** INPUT follows **

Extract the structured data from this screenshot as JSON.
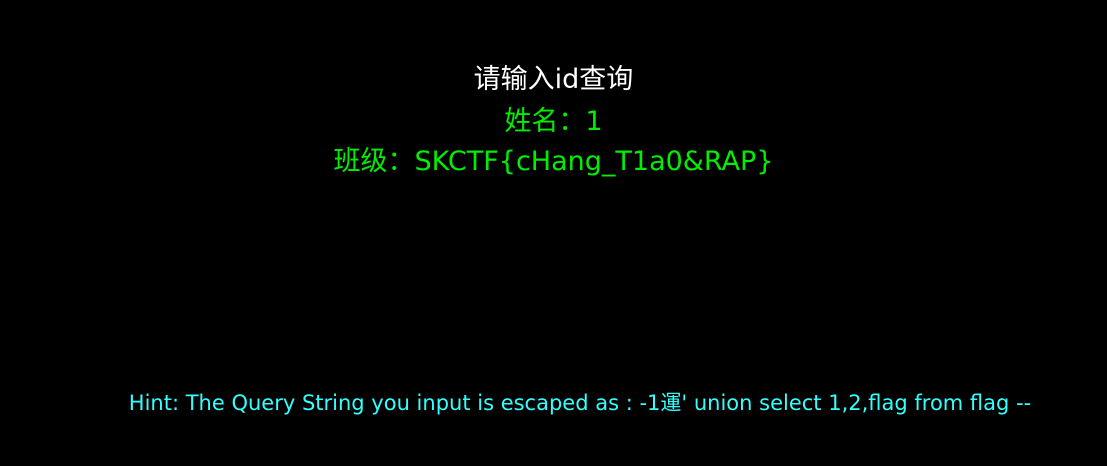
{
  "colors": {
    "background": "#000000",
    "prompt": "#ffffff",
    "result": "#00ee00",
    "hint": "#33ffff"
  },
  "query": {
    "prompt": "请输入id查询"
  },
  "result": {
    "name_line": "姓名：1",
    "class_line": "班级：SKCTF{cHang_T1a0&RAP}"
  },
  "hint": {
    "text": "Hint: The Query String you input is escaped as : -1運' union select 1,2,flag from flag --"
  }
}
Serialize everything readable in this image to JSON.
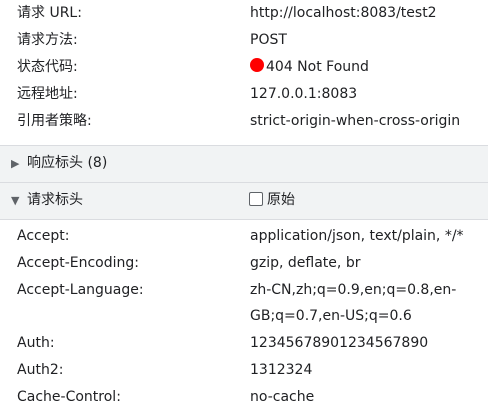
{
  "general": {
    "items": [
      {
        "label": "请求 URL:",
        "value": "http://localhost:8083/test2"
      },
      {
        "label": "请求方法:",
        "value": "POST"
      },
      {
        "label": "状态代码:",
        "value": "404 Not Found"
      },
      {
        "label": "远程地址:",
        "value": "127.0.0.1:8083"
      },
      {
        "label": "引用者策略:",
        "value": "strict-origin-when-cross-origin"
      }
    ]
  },
  "response_section": {
    "toggle": "▶",
    "title": "响应标头 (8)"
  },
  "request_section": {
    "toggle": "▼",
    "title": "请求标头",
    "raw_label": "原始"
  },
  "request_headers": [
    {
      "label": "Accept:",
      "value": "application/json, text/plain, */*"
    },
    {
      "label": "Accept-Encoding:",
      "value": "gzip, deflate, br"
    },
    {
      "label": "Accept-Language:",
      "value": "zh-CN,zh;q=0.9,en;q=0.8,en-GB;q=0.7,en-US;q=0.6"
    },
    {
      "label": "Auth:",
      "value": "12345678901234567890"
    },
    {
      "label": "Auth2:",
      "value": "1312324"
    },
    {
      "label": "Cache-Control:",
      "value": "no-cache"
    }
  ],
  "colors": {
    "status_dot": "#ff0000",
    "section_bg": "#f1f3f4"
  }
}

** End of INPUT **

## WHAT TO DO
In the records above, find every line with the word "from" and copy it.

## REPLY
Extract the structured data from this screenshot as JSON.
    "text": "Hint: The Query String you input is escaped as : -1運' union select 1,2,flag from flag --"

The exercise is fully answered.